··· Provided data

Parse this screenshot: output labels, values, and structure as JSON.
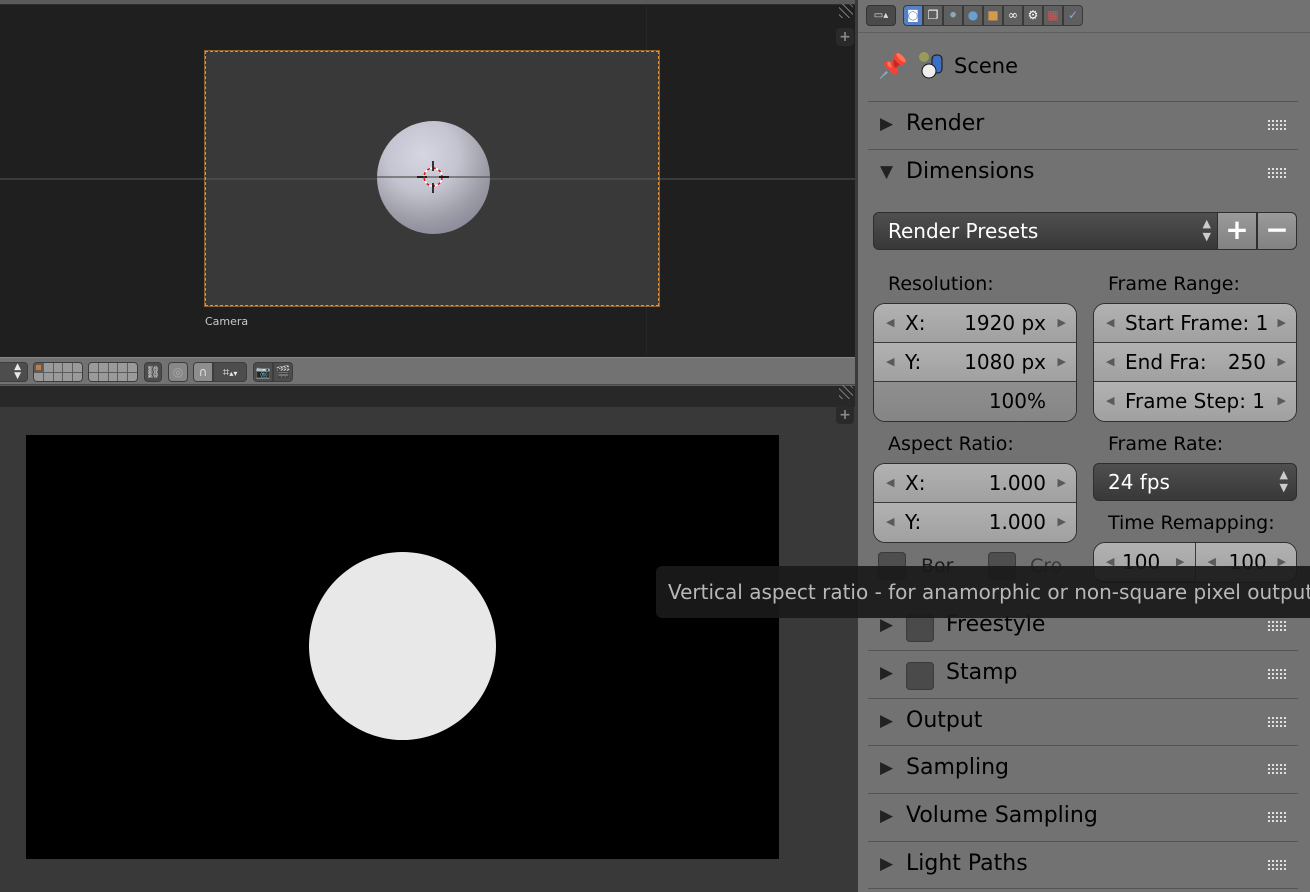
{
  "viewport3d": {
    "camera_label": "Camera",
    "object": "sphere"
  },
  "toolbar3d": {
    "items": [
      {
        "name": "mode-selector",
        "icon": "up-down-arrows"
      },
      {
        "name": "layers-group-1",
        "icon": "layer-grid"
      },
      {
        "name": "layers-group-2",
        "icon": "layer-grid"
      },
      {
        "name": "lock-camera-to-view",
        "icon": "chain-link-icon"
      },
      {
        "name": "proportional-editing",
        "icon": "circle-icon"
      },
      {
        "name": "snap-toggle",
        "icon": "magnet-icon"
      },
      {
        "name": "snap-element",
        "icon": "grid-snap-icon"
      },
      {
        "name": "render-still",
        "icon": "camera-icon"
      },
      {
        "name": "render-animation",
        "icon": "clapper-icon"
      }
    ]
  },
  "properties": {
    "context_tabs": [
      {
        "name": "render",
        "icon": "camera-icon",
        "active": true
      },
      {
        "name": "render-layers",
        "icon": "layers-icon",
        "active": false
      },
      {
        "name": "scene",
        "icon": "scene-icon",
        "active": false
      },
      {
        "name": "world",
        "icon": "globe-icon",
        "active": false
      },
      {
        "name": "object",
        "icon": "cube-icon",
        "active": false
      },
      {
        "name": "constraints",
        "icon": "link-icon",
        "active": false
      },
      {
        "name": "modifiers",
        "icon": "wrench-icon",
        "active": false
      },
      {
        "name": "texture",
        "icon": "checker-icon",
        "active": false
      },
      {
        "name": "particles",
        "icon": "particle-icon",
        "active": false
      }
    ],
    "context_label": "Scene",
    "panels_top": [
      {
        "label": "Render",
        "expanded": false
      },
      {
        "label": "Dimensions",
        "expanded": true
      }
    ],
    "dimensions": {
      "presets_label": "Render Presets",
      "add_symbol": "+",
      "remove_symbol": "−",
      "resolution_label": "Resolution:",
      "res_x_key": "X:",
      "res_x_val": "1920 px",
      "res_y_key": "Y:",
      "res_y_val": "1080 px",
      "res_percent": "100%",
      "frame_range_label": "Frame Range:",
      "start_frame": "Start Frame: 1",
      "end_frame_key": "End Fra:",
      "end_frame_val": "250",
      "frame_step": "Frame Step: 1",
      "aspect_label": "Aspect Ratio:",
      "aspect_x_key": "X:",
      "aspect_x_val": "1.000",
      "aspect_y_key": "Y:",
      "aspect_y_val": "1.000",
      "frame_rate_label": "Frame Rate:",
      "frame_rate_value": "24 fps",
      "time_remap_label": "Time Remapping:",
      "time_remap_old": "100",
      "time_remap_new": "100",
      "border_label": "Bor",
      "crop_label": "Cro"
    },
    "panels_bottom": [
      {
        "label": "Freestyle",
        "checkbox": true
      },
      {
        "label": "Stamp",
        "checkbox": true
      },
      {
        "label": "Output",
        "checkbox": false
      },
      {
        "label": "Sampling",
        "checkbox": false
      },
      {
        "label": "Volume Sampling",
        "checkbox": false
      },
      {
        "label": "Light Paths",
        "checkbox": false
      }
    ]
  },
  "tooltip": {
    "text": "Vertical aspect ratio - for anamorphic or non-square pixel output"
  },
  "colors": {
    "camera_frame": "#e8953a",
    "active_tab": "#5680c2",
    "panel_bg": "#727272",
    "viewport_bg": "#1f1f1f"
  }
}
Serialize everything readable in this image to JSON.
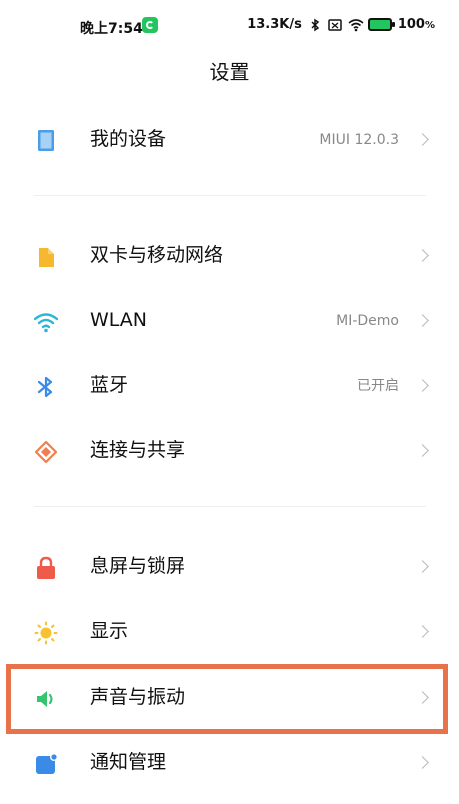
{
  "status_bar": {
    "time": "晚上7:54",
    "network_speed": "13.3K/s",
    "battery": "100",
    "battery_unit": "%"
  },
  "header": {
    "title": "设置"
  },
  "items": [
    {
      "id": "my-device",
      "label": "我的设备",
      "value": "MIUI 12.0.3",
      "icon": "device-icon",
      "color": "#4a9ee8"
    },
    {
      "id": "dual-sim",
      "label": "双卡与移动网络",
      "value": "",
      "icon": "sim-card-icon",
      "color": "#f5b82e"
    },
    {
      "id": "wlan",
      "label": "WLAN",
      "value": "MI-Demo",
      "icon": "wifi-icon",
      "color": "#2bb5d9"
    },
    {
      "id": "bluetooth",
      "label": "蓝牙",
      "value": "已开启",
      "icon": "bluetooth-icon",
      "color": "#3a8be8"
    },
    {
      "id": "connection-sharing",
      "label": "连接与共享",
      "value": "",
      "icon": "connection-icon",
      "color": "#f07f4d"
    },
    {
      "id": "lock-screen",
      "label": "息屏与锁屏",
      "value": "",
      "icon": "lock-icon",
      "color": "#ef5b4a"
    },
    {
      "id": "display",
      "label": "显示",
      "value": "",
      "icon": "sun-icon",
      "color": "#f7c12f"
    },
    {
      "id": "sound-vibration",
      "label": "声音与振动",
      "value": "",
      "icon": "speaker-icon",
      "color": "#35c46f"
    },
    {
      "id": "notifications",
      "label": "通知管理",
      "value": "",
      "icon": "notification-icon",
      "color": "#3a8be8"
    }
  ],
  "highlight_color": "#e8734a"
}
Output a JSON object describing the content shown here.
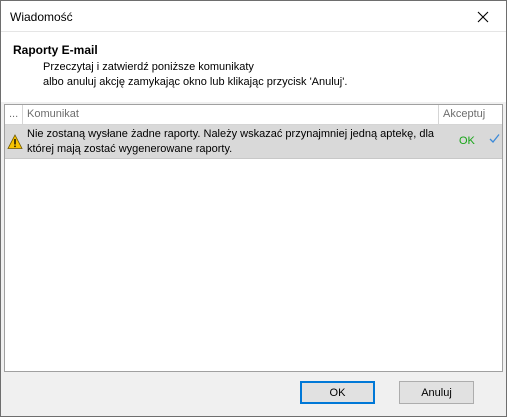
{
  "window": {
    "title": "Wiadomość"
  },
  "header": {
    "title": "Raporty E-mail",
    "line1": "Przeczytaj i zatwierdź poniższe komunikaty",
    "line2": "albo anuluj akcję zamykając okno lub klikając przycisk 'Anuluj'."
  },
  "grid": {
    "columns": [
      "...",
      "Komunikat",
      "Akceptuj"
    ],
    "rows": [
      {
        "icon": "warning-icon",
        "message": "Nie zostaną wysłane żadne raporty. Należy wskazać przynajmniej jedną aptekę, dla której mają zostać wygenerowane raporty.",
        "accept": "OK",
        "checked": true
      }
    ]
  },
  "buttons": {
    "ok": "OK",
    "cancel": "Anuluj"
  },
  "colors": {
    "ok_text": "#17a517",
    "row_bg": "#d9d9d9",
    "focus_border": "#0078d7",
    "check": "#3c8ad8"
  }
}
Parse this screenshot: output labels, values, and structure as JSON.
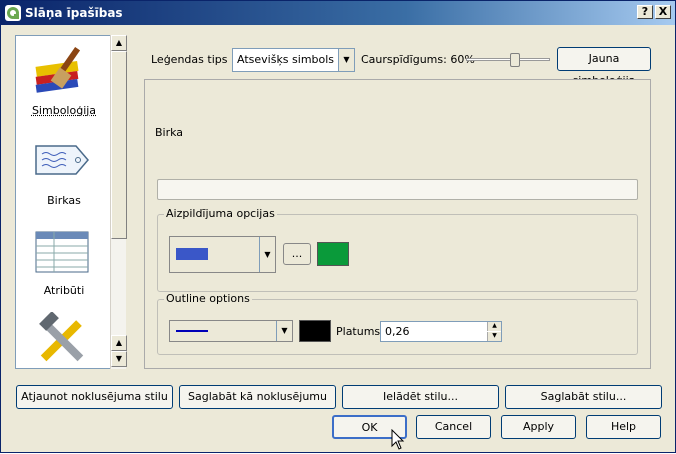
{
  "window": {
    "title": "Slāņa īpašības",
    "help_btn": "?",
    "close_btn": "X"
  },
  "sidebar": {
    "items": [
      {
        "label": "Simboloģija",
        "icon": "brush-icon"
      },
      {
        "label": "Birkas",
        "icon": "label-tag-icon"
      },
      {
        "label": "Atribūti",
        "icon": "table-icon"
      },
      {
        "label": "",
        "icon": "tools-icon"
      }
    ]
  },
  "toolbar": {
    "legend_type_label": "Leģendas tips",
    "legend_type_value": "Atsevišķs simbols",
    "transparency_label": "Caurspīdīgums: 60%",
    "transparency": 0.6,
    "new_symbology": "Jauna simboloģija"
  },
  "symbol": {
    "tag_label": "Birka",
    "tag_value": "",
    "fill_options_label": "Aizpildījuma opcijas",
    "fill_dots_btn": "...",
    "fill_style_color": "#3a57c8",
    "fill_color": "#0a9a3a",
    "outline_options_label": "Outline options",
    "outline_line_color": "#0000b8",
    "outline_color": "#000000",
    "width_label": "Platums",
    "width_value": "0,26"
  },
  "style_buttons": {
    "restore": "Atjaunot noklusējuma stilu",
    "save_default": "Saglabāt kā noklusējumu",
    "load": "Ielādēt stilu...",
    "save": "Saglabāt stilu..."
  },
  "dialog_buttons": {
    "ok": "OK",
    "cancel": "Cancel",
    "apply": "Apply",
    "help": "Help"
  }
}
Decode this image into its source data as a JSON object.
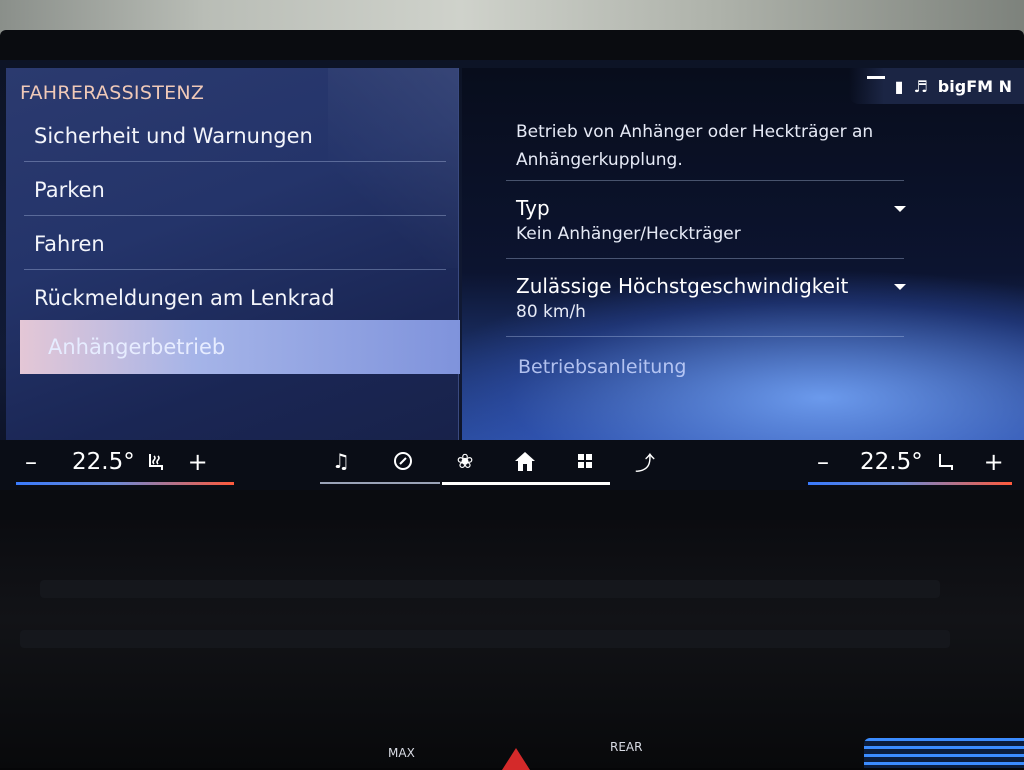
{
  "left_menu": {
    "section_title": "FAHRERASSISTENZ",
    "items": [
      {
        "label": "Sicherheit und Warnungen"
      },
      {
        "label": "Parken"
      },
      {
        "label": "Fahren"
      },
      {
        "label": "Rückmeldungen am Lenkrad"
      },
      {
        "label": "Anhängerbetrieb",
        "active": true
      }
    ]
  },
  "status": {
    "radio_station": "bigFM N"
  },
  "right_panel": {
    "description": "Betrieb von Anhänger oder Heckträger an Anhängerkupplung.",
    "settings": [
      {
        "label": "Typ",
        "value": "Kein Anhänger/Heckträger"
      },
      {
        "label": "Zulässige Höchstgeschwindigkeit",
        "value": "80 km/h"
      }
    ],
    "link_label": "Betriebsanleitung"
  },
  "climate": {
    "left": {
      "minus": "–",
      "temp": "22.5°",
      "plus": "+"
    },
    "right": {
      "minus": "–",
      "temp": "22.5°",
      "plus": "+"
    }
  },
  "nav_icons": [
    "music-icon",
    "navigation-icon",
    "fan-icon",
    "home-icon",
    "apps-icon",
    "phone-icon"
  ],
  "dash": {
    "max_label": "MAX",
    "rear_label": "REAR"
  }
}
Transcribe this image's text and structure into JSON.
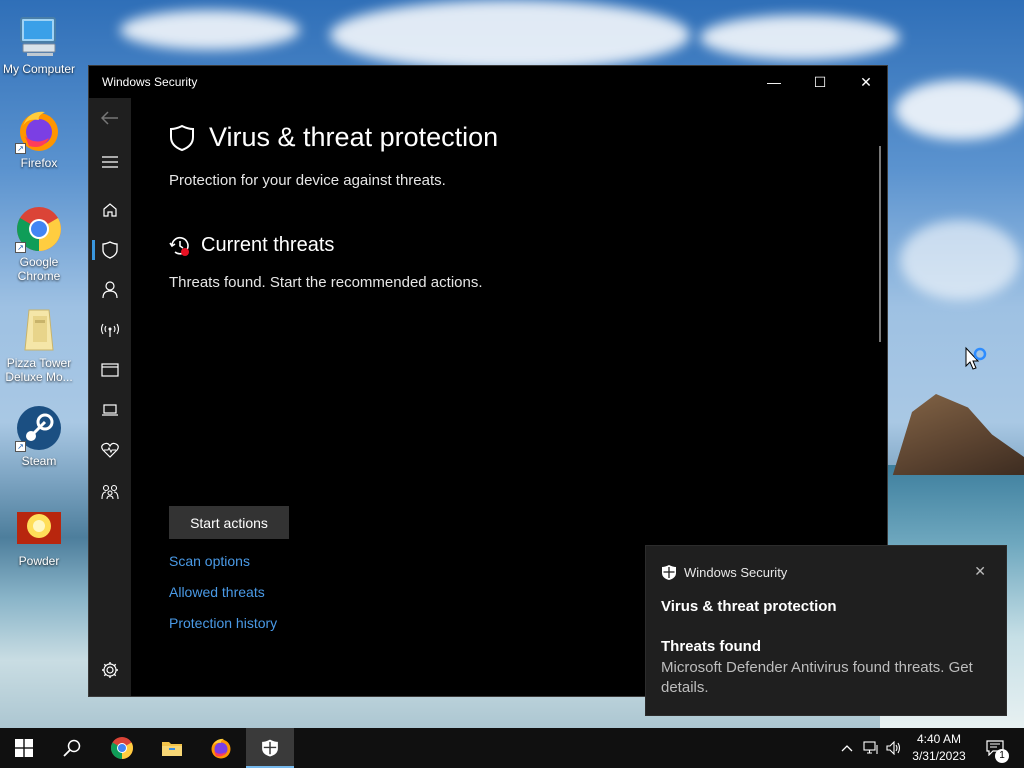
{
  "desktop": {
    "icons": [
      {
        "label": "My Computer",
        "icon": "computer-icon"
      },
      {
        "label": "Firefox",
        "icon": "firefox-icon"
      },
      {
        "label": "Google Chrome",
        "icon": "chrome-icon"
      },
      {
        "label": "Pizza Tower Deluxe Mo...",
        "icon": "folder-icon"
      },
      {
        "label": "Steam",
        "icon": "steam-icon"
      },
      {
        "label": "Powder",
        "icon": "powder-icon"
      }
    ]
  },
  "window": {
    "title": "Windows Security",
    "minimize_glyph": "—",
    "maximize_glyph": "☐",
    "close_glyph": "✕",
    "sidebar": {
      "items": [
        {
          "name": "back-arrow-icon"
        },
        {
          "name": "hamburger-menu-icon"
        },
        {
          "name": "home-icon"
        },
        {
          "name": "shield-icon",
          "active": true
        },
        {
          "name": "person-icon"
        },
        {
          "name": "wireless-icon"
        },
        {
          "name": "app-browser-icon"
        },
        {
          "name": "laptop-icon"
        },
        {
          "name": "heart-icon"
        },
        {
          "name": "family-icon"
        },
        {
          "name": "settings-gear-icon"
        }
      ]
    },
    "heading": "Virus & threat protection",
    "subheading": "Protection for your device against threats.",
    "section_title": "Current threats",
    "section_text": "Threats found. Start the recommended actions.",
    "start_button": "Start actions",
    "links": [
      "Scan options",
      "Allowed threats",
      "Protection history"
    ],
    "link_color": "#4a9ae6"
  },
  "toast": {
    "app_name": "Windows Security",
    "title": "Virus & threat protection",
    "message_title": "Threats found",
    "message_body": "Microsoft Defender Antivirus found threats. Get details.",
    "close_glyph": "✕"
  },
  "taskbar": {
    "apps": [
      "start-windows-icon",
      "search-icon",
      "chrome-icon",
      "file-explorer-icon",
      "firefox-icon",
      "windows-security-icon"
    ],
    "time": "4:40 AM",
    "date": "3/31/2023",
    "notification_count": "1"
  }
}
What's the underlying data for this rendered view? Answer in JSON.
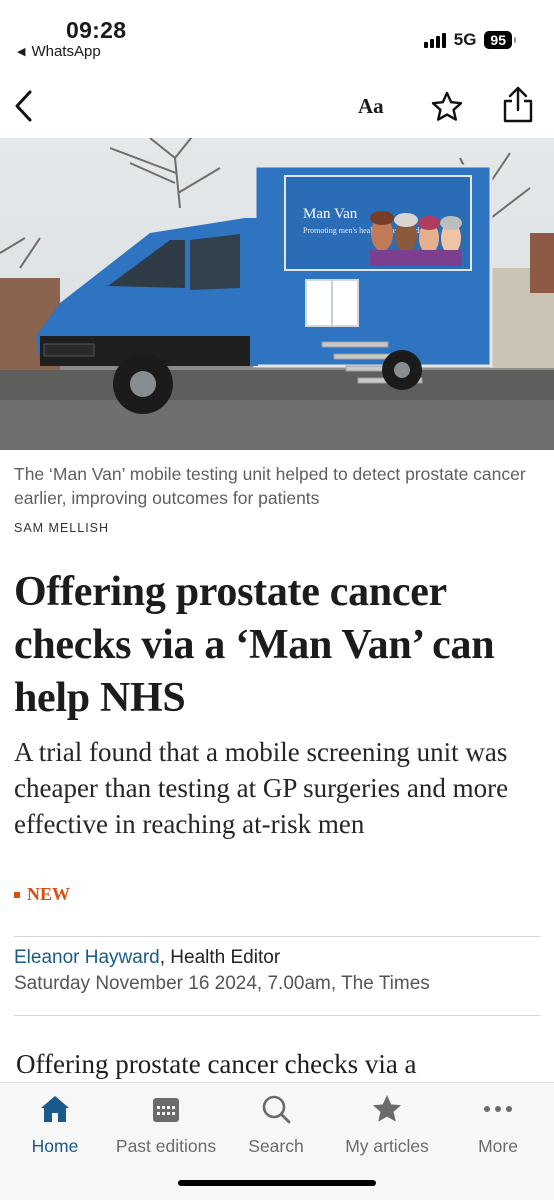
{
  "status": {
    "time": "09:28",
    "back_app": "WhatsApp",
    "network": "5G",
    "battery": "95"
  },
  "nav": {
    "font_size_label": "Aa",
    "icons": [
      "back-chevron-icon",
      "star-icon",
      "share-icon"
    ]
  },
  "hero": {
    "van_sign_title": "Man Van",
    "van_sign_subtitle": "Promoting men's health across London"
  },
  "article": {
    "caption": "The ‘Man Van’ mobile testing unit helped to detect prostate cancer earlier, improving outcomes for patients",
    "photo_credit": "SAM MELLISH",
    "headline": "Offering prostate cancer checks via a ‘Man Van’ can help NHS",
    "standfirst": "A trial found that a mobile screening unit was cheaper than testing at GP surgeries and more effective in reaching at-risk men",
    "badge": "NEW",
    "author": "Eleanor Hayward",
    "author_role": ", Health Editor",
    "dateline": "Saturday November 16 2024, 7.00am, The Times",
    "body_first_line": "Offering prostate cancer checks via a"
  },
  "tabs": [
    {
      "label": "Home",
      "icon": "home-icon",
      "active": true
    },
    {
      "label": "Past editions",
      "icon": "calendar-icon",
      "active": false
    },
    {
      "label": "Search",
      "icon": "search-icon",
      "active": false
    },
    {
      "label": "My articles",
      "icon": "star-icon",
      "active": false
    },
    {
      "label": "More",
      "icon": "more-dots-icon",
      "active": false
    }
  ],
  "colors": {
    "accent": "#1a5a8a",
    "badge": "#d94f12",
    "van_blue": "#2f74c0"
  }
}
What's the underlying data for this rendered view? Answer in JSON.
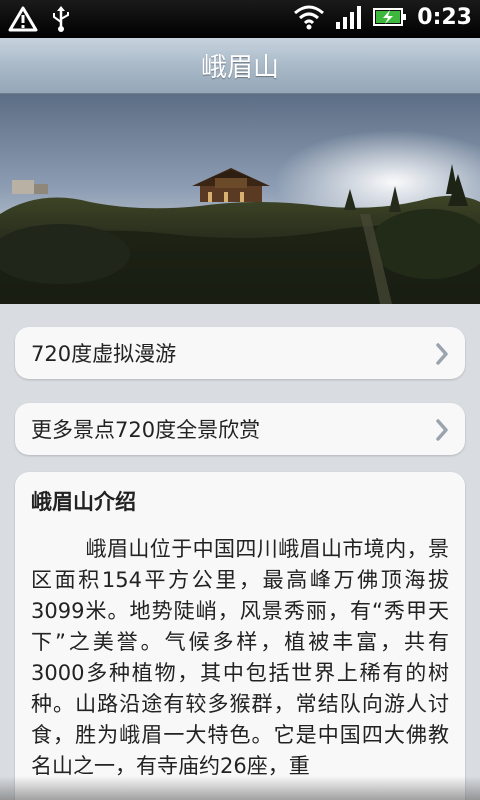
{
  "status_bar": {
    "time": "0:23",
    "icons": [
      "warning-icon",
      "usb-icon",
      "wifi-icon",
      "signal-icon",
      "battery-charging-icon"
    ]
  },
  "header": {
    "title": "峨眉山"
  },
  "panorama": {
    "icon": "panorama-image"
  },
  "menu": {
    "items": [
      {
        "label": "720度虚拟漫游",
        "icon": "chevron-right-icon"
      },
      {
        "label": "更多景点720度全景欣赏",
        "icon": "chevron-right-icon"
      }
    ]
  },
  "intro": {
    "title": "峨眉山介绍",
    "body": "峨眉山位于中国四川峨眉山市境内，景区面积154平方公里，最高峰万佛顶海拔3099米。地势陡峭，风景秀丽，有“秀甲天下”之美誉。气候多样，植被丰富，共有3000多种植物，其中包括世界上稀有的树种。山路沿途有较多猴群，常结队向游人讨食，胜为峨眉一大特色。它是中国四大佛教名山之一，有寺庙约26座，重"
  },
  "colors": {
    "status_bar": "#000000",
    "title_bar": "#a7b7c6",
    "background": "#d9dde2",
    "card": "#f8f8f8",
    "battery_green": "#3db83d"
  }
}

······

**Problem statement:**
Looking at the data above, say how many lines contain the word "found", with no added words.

**Answer area:**
4